#### [RECORDS FOR THE TASK]
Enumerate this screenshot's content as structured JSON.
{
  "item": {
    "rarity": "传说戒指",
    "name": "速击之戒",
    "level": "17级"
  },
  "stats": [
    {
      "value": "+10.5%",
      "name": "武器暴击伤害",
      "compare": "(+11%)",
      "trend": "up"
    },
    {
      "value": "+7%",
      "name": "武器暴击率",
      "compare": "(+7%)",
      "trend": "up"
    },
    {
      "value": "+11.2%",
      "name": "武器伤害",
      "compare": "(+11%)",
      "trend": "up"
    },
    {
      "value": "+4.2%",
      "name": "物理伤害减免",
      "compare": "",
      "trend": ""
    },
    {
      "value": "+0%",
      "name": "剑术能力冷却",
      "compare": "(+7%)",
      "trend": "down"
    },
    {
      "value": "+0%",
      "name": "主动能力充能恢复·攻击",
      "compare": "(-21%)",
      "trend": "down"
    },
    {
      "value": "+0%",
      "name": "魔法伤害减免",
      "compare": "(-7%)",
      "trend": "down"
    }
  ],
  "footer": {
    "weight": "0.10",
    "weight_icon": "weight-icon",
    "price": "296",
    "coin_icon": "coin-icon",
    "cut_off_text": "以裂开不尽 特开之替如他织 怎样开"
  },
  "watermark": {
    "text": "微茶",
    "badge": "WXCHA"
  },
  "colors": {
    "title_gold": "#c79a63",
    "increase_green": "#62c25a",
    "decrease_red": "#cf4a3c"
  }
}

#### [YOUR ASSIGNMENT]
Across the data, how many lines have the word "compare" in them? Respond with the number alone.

#### [ANSWER AREA]
7